Makes about twelve 3-cm diametre posset domes. Adapted from here. The cardamom is very optional – one time I made it with, and one time I made it without – I would decide based on whether you’re feeling like a bit of cardamom or not! If you’d like to leave it out, just leave out the cardamom and pomegranate juice and skip the straining step.
- 90g 36% milk fat cream
- 25g granulated sugar
- 6 small cardamom pods
- 1 tbsp grapefruit juice
- 1 tsp lemon juice
- tiny splash of pomegranate juice – optional, but helps to neutralize the bit of greenish tint from the cardamom
Crack the cardamom pods with the heel of your hand. Add along with the cream and sugar in a small saucepan. Boil the mixture for 5 minutes while whisking or stirring, then remove from the heat and immediately add the grapefruit and juices, whisking until incorporated. Stir in a tiny bit of pomegranate juice (not too much so as to not loosen the posset – I added about 1/2 to 1 tsp). Pass the posset through a small strainer to remove the cardamom and into a cup with a pouring spout. Fill 3-cm diameter silicon dome molds with the posset – I had enough to fill 12 domes. Freeze until solid – give it an hour.
Makes about six 3cm diametre grapefruit jelly domes
- 48g freshly squeezed grapefruit juice (I left mine unstrained for a more cloudy appearance)
- 1/4 tsp powdered gelatin
Bloom the gelatin in the grapefruit juice, then heat in the microwave to melt the gelatin (as it’s a small quantity it won’t take too long – try 20-30 seconds or so!). Fill 3-cm diameter silicon dome molds with the jelly.
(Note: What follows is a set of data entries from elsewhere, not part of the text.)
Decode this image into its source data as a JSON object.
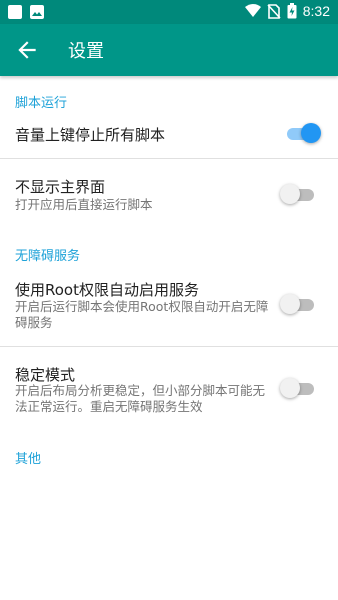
{
  "status_bar": {
    "time": "8:32",
    "left_icons": [
      "square-icon",
      "image-icon"
    ],
    "right_icons": [
      "wifi-icon",
      "no-sim-icon",
      "battery-charging-icon"
    ]
  },
  "app_bar": {
    "title": "设置",
    "back_icon": "arrow-back-icon"
  },
  "colors": {
    "app_bar": "#009688",
    "status_bar": "#00897b",
    "section_header": "#1ea2d8",
    "switch_on": "#2196f3"
  },
  "sections": [
    {
      "header": "脚本运行",
      "items": [
        {
          "title": "音量上键停止所有脚本",
          "subtitle": "",
          "switch_on": true
        },
        {
          "title": "不显示主界面",
          "subtitle": "打开应用后直接运行脚本",
          "switch_on": false
        }
      ]
    },
    {
      "header": "无障碍服务",
      "items": [
        {
          "title": "使用Root权限自动启用服务",
          "subtitle": "开启后运行脚本会使用Root权限自动开启无障碍服务",
          "switch_on": false
        },
        {
          "title": "稳定模式",
          "subtitle": "开启后布局分析更稳定，但小部分脚本可能无法正常运行。重启无障碍服务生效",
          "switch_on": false
        }
      ]
    },
    {
      "header": "其他",
      "items": []
    }
  ]
}
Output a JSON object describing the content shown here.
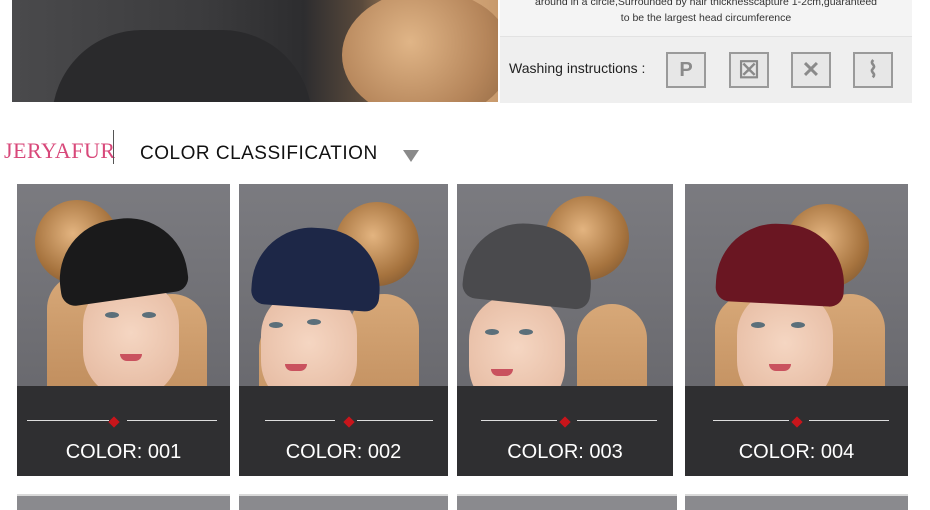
{
  "spec": {
    "line1": "around in a circle,Surrounded by hair thicknesscapture 1-2cm,guaranteed",
    "line2": "to be the largest head circumference"
  },
  "washing": {
    "label": "Washing instructions :",
    "icons": [
      {
        "name": "dry-clean-p-icon",
        "glyph": "P"
      },
      {
        "name": "do-not-tumble-dry-icon",
        "glyph": "☒"
      },
      {
        "name": "do-not-wash-icon",
        "glyph": "✕"
      },
      {
        "name": "hang-dry-icon",
        "glyph": "⌇"
      }
    ]
  },
  "header": {
    "brand": "JERYAFUR",
    "section_title": "COLOR CLASSIFICATION"
  },
  "products": [
    {
      "label": "COLOR: 001",
      "hat_color": "#1a1a1b"
    },
    {
      "label": "COLOR: 002",
      "hat_color": "#1d2747"
    },
    {
      "label": "COLOR: 003",
      "hat_color": "#4a4a4d"
    },
    {
      "label": "COLOR: 004",
      "hat_color": "#6a1622"
    }
  ],
  "colors": {
    "brand": "#d8487a",
    "accent_diamond": "#c8151b"
  }
}
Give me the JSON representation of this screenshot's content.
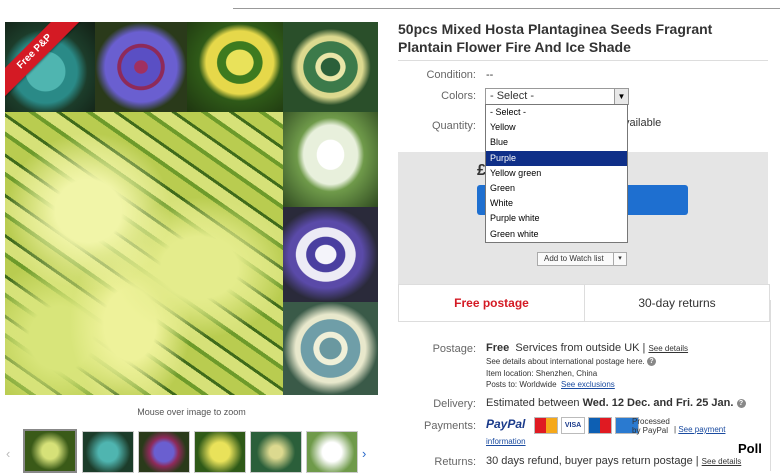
{
  "gallery": {
    "ribbon": "Free P&P",
    "zoom_hint": "Mouse over image to zoom"
  },
  "product": {
    "title": "50pcs Mixed Hosta Plantaginea Seeds Fragrant Plantain Flower Fire And Ice Shade"
  },
  "details": {
    "condition_label": "Condition:",
    "condition_value": "--",
    "colors_label": "Colors:",
    "colors_selected": "- Select -",
    "quantity_label": "Quantity:",
    "available_text": "vailable",
    "price_symbol": "£"
  },
  "dropdown": {
    "options": [
      "- Select -",
      "Yellow",
      "Blue",
      "Purple",
      "Yellow green",
      "Green",
      "White",
      "Purple white",
      "Green white"
    ],
    "highlighted": "Purple"
  },
  "watch": {
    "label": "Add to Watch list",
    "caret": "▾"
  },
  "shipping_tabs": {
    "free_postage": "Free postage",
    "returns": "30-day returns"
  },
  "postage": {
    "label": "Postage:",
    "free": "Free",
    "services": "Services from outside UK |",
    "see_details": "See details",
    "intl_note": "See details about international postage here.",
    "item_location": "Item location:  Shenzhen, China",
    "posts_to": "Posts to:  Worldwide",
    "see_exclusions": "See exclusions"
  },
  "delivery": {
    "label": "Delivery:",
    "prefix": "Estimated between",
    "dates": "Wed. 12 Dec. and Fri. 25 Jan."
  },
  "payments": {
    "label": "Payments:",
    "paypal": "PayPal",
    "processed": "Processed",
    "by_paypal": "by PayPal",
    "see_payment": "See payment",
    "information": "information",
    "cards": [
      "MasterCard",
      "VISA",
      "Maestro",
      "AMEX"
    ]
  },
  "returns": {
    "label": "Returns:",
    "text": "30 days refund, buyer pays return postage |",
    "see_details": "See details"
  },
  "poll": "Poll",
  "colors": {
    "accent_blue": "#1e6fd0",
    "free_red": "#d41a24",
    "dropdown_highlight": "#0f2f88"
  }
}
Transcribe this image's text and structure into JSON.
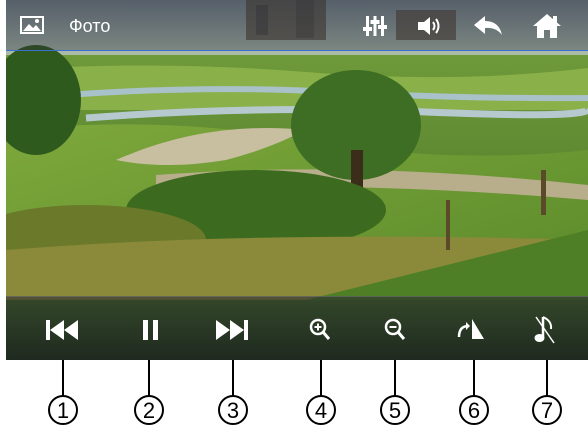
{
  "header": {
    "title": "Фото",
    "icons": [
      "image-icon",
      "equalizer-icon",
      "volume-icon",
      "back-icon",
      "home-icon"
    ]
  },
  "controls": [
    {
      "name": "previous-button",
      "icon": "skip-back-icon",
      "callout": "1"
    },
    {
      "name": "pause-button",
      "icon": "pause-icon",
      "callout": "2"
    },
    {
      "name": "next-button",
      "icon": "skip-forward-icon",
      "callout": "3"
    },
    {
      "name": "zoom-in-button",
      "icon": "zoom-in-icon",
      "callout": "4"
    },
    {
      "name": "zoom-out-button",
      "icon": "zoom-out-icon",
      "callout": "5"
    },
    {
      "name": "rotate-button",
      "icon": "rotate-icon",
      "callout": "6"
    },
    {
      "name": "music-button",
      "icon": "music-note-icon",
      "callout": "7"
    }
  ],
  "colors": {
    "header_divider": "#3a6fd0",
    "icon": "#ffffff",
    "callout": "#000000"
  }
}
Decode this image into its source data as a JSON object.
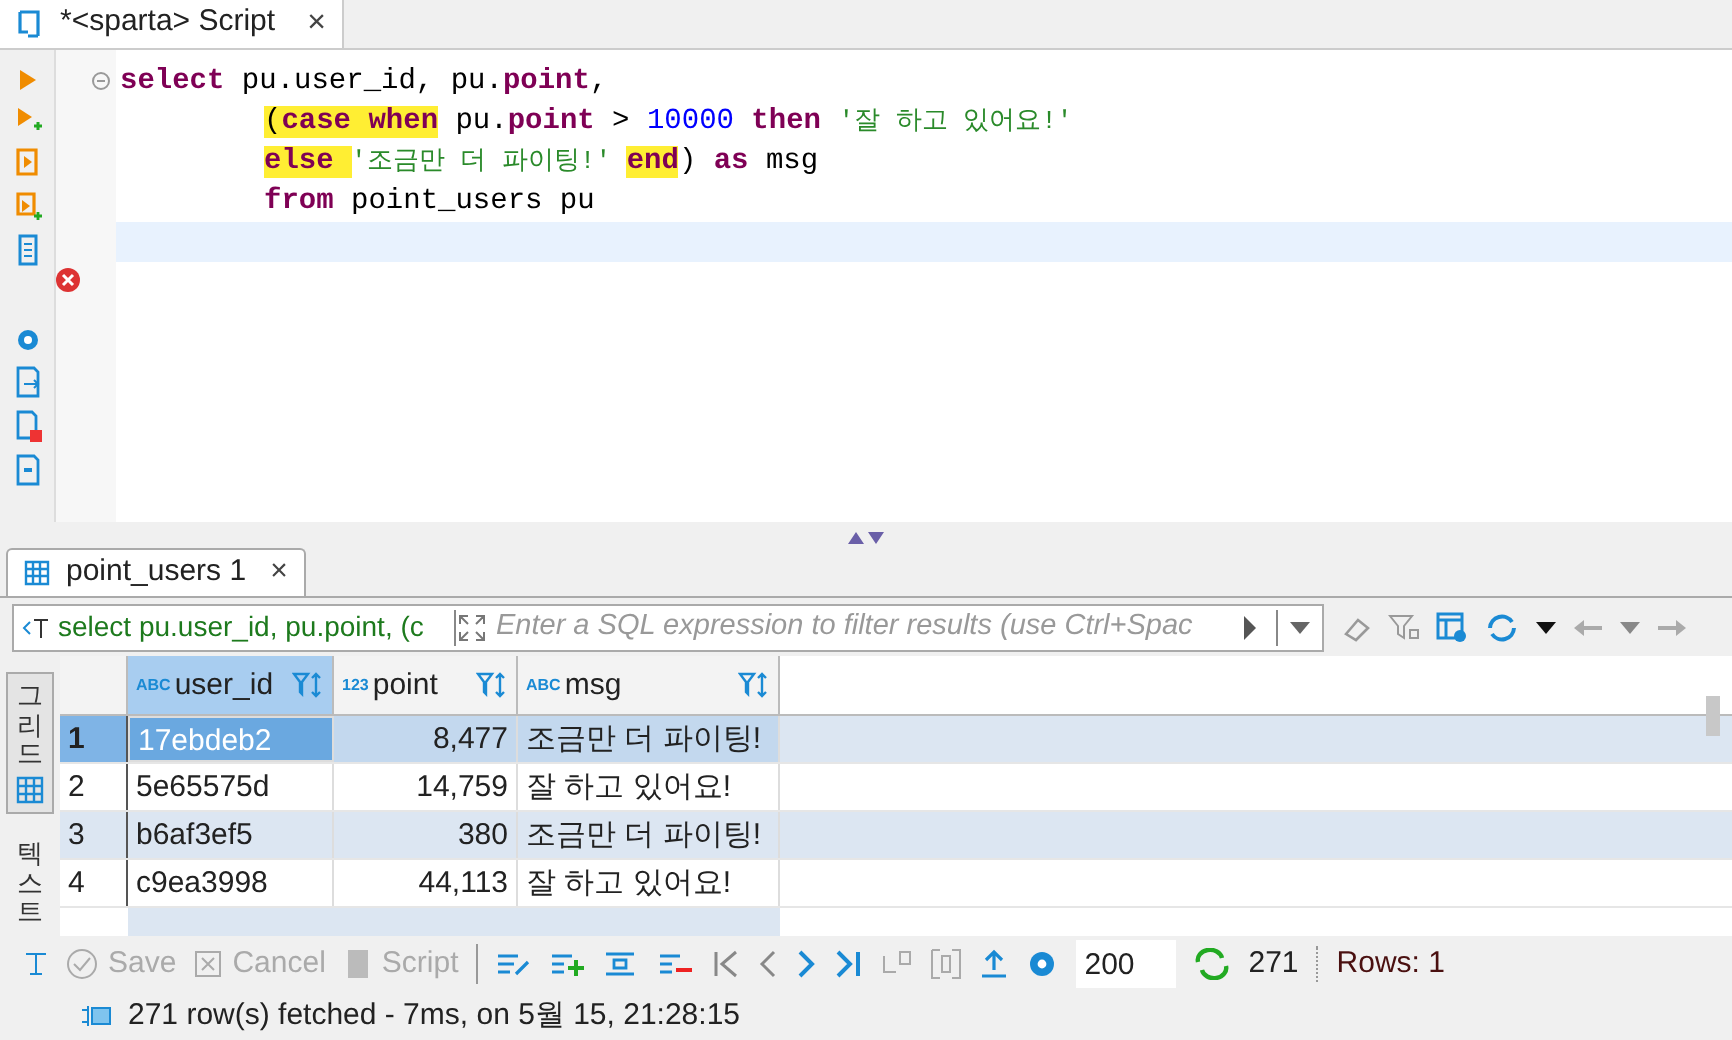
{
  "editor_tab": {
    "title": "*<sparta> Script",
    "close": "×"
  },
  "code_lines": [
    {
      "indented": false,
      "tokens": [
        {
          "text": "select",
          "kind": "keyword",
          "highlighted": false
        },
        {
          "text": " pu.user_id, pu.",
          "kind": "plain",
          "highlighted": false
        },
        {
          "text": "point",
          "kind": "keyword",
          "highlighted": false
        },
        {
          "text": ",",
          "kind": "plain",
          "highlighted": false
        }
      ]
    },
    {
      "indented": true,
      "tokens": [
        {
          "text": "(",
          "kind": "plain",
          "highlighted": true
        },
        {
          "text": "case when",
          "kind": "keyword",
          "highlighted": true
        },
        {
          "text": " pu.",
          "kind": "plain",
          "highlighted": false
        },
        {
          "text": "point",
          "kind": "keyword",
          "highlighted": false
        },
        {
          "text": " > ",
          "kind": "plain",
          "highlighted": false
        },
        {
          "text": "10000",
          "kind": "number",
          "highlighted": false
        },
        {
          "text": " then ",
          "kind": "keyword",
          "highlighted": false
        },
        {
          "text": "'잘 하고 있어요!'",
          "kind": "string",
          "highlighted": false
        }
      ]
    },
    {
      "indented": true,
      "tokens": [
        {
          "text": "else ",
          "kind": "keyword",
          "highlighted": true
        },
        {
          "text": "'조금만 더 파이팅!' ",
          "kind": "string",
          "highlighted": false
        },
        {
          "text": "end",
          "kind": "keyword",
          "highlighted": true
        },
        {
          "text": ") ",
          "kind": "plain",
          "highlighted": false
        },
        {
          "text": "as",
          "kind": "keyword",
          "highlighted": false
        },
        {
          "text": " msg",
          "kind": "plain",
          "highlighted": false
        }
      ]
    },
    {
      "indented": true,
      "tokens": [
        {
          "text": "from",
          "kind": "keyword",
          "highlighted": false
        },
        {
          "text": " point_users pu",
          "kind": "plain",
          "highlighted": false
        }
      ]
    }
  ],
  "results_tab": {
    "title": "point_users 1",
    "close": "×"
  },
  "filter": {
    "query": "select pu.user_id, pu.point, (c",
    "placeholder": "Enter a SQL expression to filter results (use Ctrl+Spac"
  },
  "side_tabs": [
    {
      "label": "그리드",
      "selected": true
    },
    {
      "label": "텍스트",
      "selected": false
    }
  ],
  "table": {
    "columns": [
      {
        "name": "user_id",
        "type": "ABC",
        "selected": true
      },
      {
        "name": "point",
        "type": "123",
        "selected": false
      },
      {
        "name": "msg",
        "type": "ABC",
        "selected": false
      }
    ],
    "rows": [
      {
        "num": "1",
        "selected": true,
        "cells": [
          "17ebdeb2",
          "8,477",
          "조금만 더 파이팅!"
        ]
      },
      {
        "num": "2",
        "selected": false,
        "cells": [
          "5e65575d",
          "14,759",
          "잘 하고 있어요!"
        ]
      },
      {
        "num": "3",
        "selected": false,
        "cells": [
          "b6af3ef5",
          "380",
          "조금만 더 파이팅!"
        ]
      },
      {
        "num": "4",
        "selected": false,
        "cells": [
          "c9ea3998",
          "44,113",
          "잘 하고 있어요!"
        ]
      }
    ]
  },
  "toolbar": {
    "save": "Save",
    "cancel": "Cancel",
    "script": "Script",
    "fetch_size": "200",
    "row_count": "271",
    "rows_label": "Rows: 1"
  },
  "status": "271 row(s) fetched - 7ms, on 5월 15, 21:28:15"
}
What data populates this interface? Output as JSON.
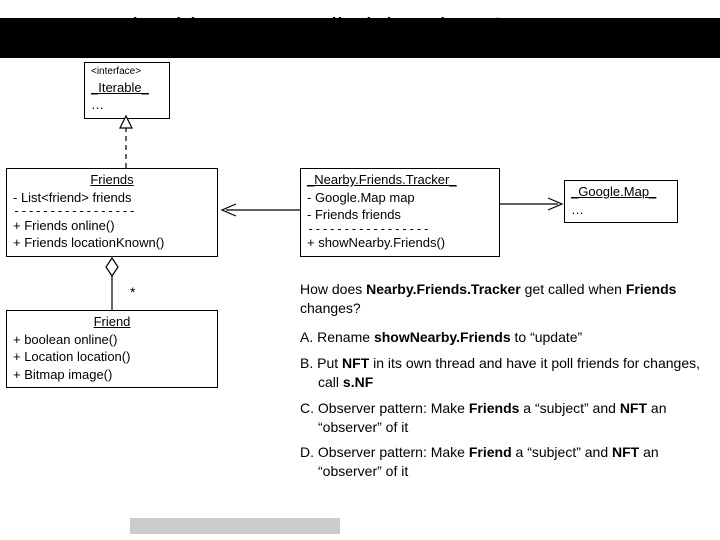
{
  "title": "How should NFT get called, by whom?",
  "boxes": {
    "iterable": {
      "stereotype": "<interface>",
      "name": "_Iterable_",
      "body": "…"
    },
    "friends": {
      "name": "Friends",
      "body1": "- List<friend> friends",
      "divider": "-----------------",
      "body2a": "+ Friends online()",
      "body2b": "+ Friends locationKnown()"
    },
    "friend": {
      "name": "Friend",
      "body1": "+ boolean online()",
      "body2": "+ Location location()",
      "body3": "+ Bitmap image()"
    },
    "nft": {
      "name": "_Nearby.Friends.Tracker_",
      "line1": "- Google.Map map",
      "line2": "- Friends friends",
      "divider": "-----------------",
      "line3": "+ showNearby.Friends()"
    },
    "gmap": {
      "name": "_Google.Map_",
      "body": "…"
    }
  },
  "multiplicity": "*",
  "question": {
    "prefix": "How does ",
    "subject": "Nearby.Friends.Tracker",
    "mid": " get called when ",
    "subject2": "Friends",
    "suffix": " changes?"
  },
  "options": {
    "a": {
      "label": "A.",
      "pre": "Rename ",
      "b1": "showNearby.Friends",
      "post": " to “update”"
    },
    "b": {
      "label": "B.",
      "pre": "Put ",
      "b1": "NFT",
      "mid": " in its own thread and have it poll friends for changes, call ",
      "b2": "s.NF"
    },
    "c": {
      "label": "C.",
      "pre": "Observer pattern: Make ",
      "b1": "Friends",
      "mid": " a “subject” and ",
      "b2": "NFT",
      "post": " an “observer” of it"
    },
    "d": {
      "label": "D.",
      "pre": "Observer pattern: Make ",
      "b1": "Friend",
      "mid": " a “subject” and ",
      "b2": "NFT",
      "post": " an “observer” of it"
    }
  }
}
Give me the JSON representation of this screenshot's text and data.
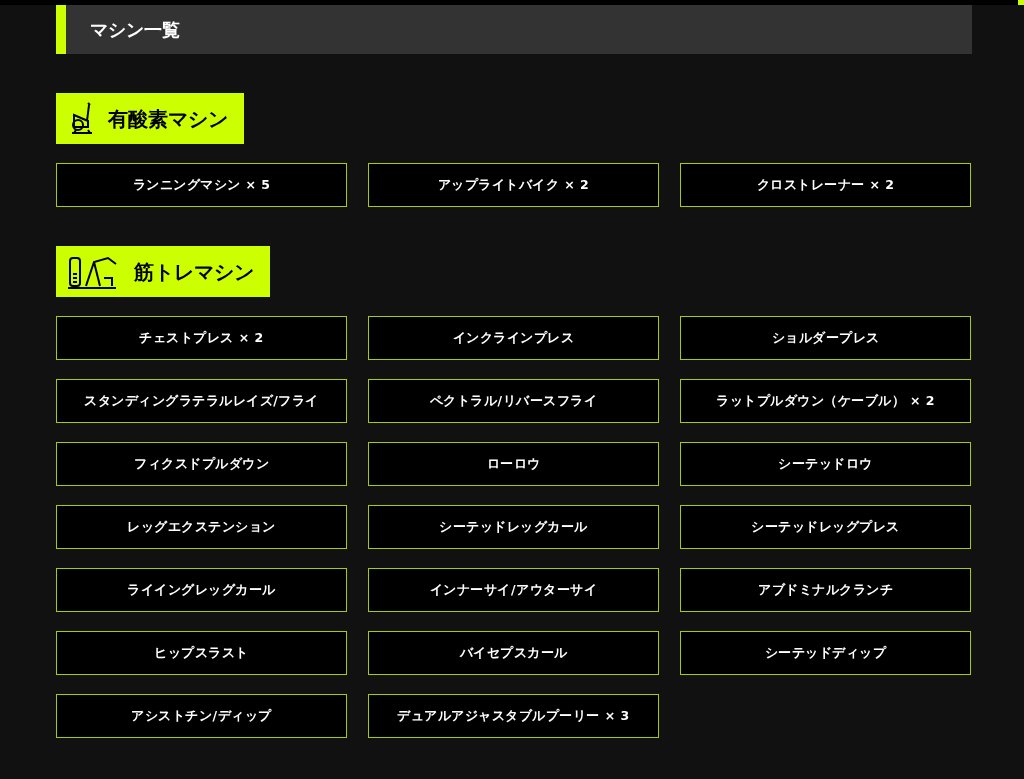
{
  "heading": "マシン一覧",
  "sections": [
    {
      "title": "有酸素マシン",
      "kind": "cardio",
      "items": [
        "ランニングマシン × 5",
        "アップライトバイク × 2",
        "クロストレーナー × 2"
      ]
    },
    {
      "title": "筋トレマシン",
      "kind": "strength",
      "items": [
        "チェストプレス × 2",
        "インクラインプレス",
        "ショルダープレス",
        "スタンディングラテラルレイズ/フライ",
        "ペクトラル/リバースフライ",
        "ラットプルダウン（ケーブル） × 2",
        "フィクスドプルダウン",
        "ローロウ",
        "シーテッドロウ",
        "レッグエクステンション",
        "シーテッドレッグカール",
        "シーテッドレッグプレス",
        "ライイングレッグカール",
        "インナーサイ/アウターサイ",
        "アブドミナルクランチ",
        "ヒップスラスト",
        "バイセプスカール",
        "シーテッドディップ",
        "アシストチン/ディップ",
        "デュアルアジャスタブルプーリー × 3"
      ]
    }
  ]
}
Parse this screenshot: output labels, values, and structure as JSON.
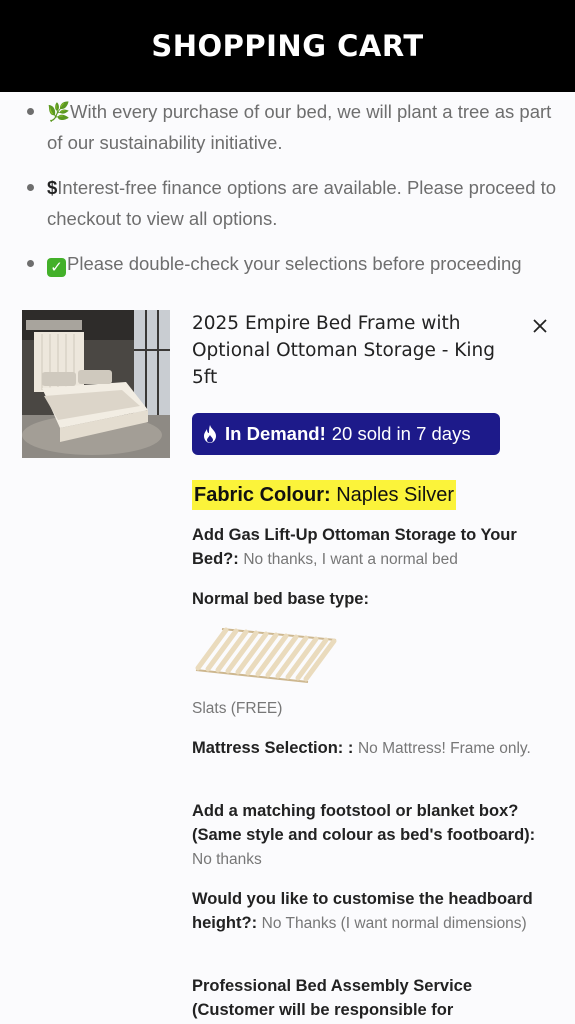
{
  "header": {
    "title": "SHOPPING CART"
  },
  "notes": [
    {
      "icon": "seedling-icon",
      "text": "With every purchase of our bed, we will plant a tree as part of our sustainability initiative."
    },
    {
      "icon": "dollar-icon",
      "text": "Interest-free finance options are available. Please proceed to checkout to view all options."
    },
    {
      "icon": "check-mark-icon",
      "text": "Please double-check your selections before proceeding"
    }
  ],
  "item": {
    "title": "2025 Empire Bed Frame with Optional Ottoman Storage - King 5ft",
    "badge": {
      "icon": "flame-icon",
      "strong": "In Demand!",
      "text": "20 sold in 7 days",
      "color": "#1d1a8a"
    },
    "fabric": {
      "label": "Fabric Colour:",
      "value": "Naples Silver",
      "highlight": "#fbf33a"
    },
    "options": [
      {
        "label": "Add Gas Lift-Up Ottoman Storage to Your Bed?:",
        "value": "No thanks, I want a normal bed"
      },
      {
        "label": "Normal bed base type:",
        "value": ""
      },
      {
        "label": "Mattress Selection: :",
        "value": "No Mattress! Frame only."
      },
      {
        "label": "Add a matching footstool or blanket box? (Same style and colour as bed's footboard):",
        "value": "No thanks"
      },
      {
        "label": "Would you like to customise the headboard height?:",
        "value": "No Thanks (I want normal dimensions)"
      },
      {
        "label": "Professional Bed Assembly Service (Customer will be responsible for",
        "value": ""
      }
    ],
    "base_image_caption": "Slats (FREE)"
  }
}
Freeze until solid – give it an hour.
candied grapefruit peel
- grapefruit peels
After juicing the grapefruit, use your fingers to peel the leftover membrane and pulp away from the interior of the peel, leaving the pith and zest behind. Cut the peels into thin strips.
Place the peels in a saucepan, add water to cover and bring to a boil. Boil for 10-15 minutes, then drain and rinse and return to the pot. Repeat boiling, draining and rinsing once or twice more.
Return the peels to the pot and add around 1 cup of water and 3/4 cup of sugar (this is what I used for the peels of two grapefruits), or however much you need to cover the peels. Boil the mixture for about 10 minutes or so, or until the liquid appears syrupy. By now the peels should be tender and the pith should have a translucent character.
Note: This will make a lot of extra peels! A nice way to eat the leftovers is chocolate covered. Drain the peels, and pat off excess sugar syrup with paper towels. Melt dark chocolate and dip the peels in, draining off the excess chocolate before laying the peels to set on a tray covered with parchment paper.
- frozen posset domes
- frozen jelly domes
- whipped cream
- candied grapefruit peel
The posset domes thaw quickly so lay them over the tart first. Pop six posset domes from the silicone mold and gently set onto the tart. Next, arrange six jelly domes over the tart.
Transfer some whipped cream to a piping bag fitted with a large round tip. Pipe dollops of whipped cream over the tart to fill in some of the empty spaces.
Drain several pieces of candied grapefruit peel and pat off the excess syrup with a paper towel. Use a paring knife to trim off the excess pith and arrange over the tart.
Place in the fridge to allow the jelly and posset to thaw fully before serving.